BEREA, Ohio—It's well documented how the Browns finished the 2009 season with four wins despite throwing just 31 passes over that four-game streak.
A huge reason they were able to win was the rushing attack. The Browns were the number one running team in the NFL over that last quarter of the season and finished eighth overall, for the season.
Sure, the line blocked well and the offense was in sync. But, there was no question that Jerome Harrison was the catalyst of the attack. He started his three game explosion with a 34 carry, 286-yard (8.4 avg.) performance against this week's opponent, the Kansas City Chiefs. He followed it up with a 39 carry, 148-yard (3.8 avg.) performance against the Raiders and then closed out the season with a 33 carry, 127-yard (3.8 avg.) game against the Jaguars.
He gained 561 yards in just three games and his performance against the Chiefs was the BEST in the Browns storied history. It was also the third-best performance in NFL history.
Eric Mangini was asked on Friday if the plan was to give Harrison so many carries in the last three games or was it out of necessity with a shortage of backs or because he did such a good job.
"I think it was a combination of all three of those things," he said. "He was doing such a good job that we kept feeding him the ball."
It's not like that was all Harrison has ever done. When Jamal Lewis was injured in the fourth week of the 2009 season, Harrison was called upon 29 times and he answered with 121 yards (4.2 avg.). He also caught five passes for 31 yards.
He was rewarded for that performance by getting sent back to the bench and getting just 23 carries over the next seven games, including being inactive in a game.
Harrison has averaged 4.8 yards per carry in his first four NFL seasons, despite his limited opportunity.
Chiefs coach Todd Haley said in the conference call with the Cleveland media on Wednesday that the Chiefs will ‘definitely have a guy wearing a number 35 jersey this week.'
That happens when you rush for 286 yards against a team in the previous season, as Harrison did.
"That's a real compliment," Harrison said.
Harrison was asked if he thought he would be a marked man this week.
"Hopefully, I'm a (marked man) every Sunday."
Harrison said his life in the NFL hasn't really changed much since he reeled off the record-breaking performance.
"You just hear about it a lot more," he said. "I go on playing the way I always have."
Harrison seems to get more respect outside of the Browns organization than within it.
Despite the emergence at the end of last season, the Browns still don't seem convinced he can be the franchise back. They acquired Peyton Hillis in a trade and traded up to get Montario Hardesty in the second-round, even though he's lost for the season with an ACL injury.
Hardly an endorsement that the Browns were counting on Harrison to be their featured back. In the NFL, obviously, teams need depth, but the way they went after Hardesty tipped their hand they weren't sold on Harrison.

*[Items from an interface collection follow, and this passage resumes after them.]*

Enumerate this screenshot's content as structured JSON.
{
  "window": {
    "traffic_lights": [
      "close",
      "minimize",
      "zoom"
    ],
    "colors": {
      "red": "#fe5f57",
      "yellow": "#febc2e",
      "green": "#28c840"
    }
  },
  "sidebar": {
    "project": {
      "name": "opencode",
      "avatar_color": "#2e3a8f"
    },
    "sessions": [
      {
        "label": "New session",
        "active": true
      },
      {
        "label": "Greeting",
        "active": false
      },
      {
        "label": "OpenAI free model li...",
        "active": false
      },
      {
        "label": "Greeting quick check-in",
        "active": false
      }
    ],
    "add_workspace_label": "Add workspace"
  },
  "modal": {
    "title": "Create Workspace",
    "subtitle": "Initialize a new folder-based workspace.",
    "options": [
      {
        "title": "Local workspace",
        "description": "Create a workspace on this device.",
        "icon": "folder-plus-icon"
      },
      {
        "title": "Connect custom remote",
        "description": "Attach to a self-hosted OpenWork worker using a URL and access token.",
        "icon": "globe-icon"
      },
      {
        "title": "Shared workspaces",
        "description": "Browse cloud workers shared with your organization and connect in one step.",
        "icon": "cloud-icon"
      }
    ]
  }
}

Another clue was that Harrison was a restricted free agent and instead of signing him to a long-term extension, the Browns offered him a one-year contract at the second-round tender, risking losing him after this season.
Harrison has gone over 100 yards four times in his career. Harrison has been given a chance to carry the ball 20 or more times in four different games.
"Twenty carries gives you the chance to get in a rhythm and get in a groove and get a feel for the defense," Harrison said.
That's what is so perplexing about the season opening loss to Tampa Bay as Harrison only carried the ball nine times for 52 yards (5.8 avg.), including a 39-yard run. Harrison is the type of back who has proven he can break off the big play at any time. In 2008, Harrison scored the last touchdown of the season on a 72-yard run against the Bills on Monday Night Football. He played little the rest of that season, despite having six games to play.
When Hardesty had the season-ending injury, it appeared that Harrison was going to get the chance to be the featured back—again. However, the coaching staff, at least in the first game, decided to split carries between he and Hillis.
Hillis had nine carries and Josh Cribbs had three, but instead of wearing the Buccaneers down in the heat and humidity, the Browns threw the ball 38 times in the game to just 23 rushes. Tampa Bay was the 32nd ranked defense against the rush in 2009. Keep in mind the Browns didn't have to throw as much as they did as they lead the entire game until just 6:45 was left in the fourth quarter.
Mangini was asked if Harrison is playing like he did last year.
"I think he's doing the same things he was doing last season," he said. "In terms of running as well or not as well, objectively, is it just the numbers? Is it the style? I think he's playing at a higher level than he was at this time last year. I think he's continued to improve and grow as a player. I don't have any doubts in terms of his ability to keep improving either."
"I guess it happens everywhere," Harrison said.
Does Harrison stay up late trying to figure out what he needs to do to get the ball more?
"Am I scratching my head?" Harrison said. "No, I can only control what I can control. I'm just a player, I'm not the coach. If I was the coach, I'd give myself the ball just about every (darn) play because I believe in myself like that."
It worked the last three games last year and the result was three wins.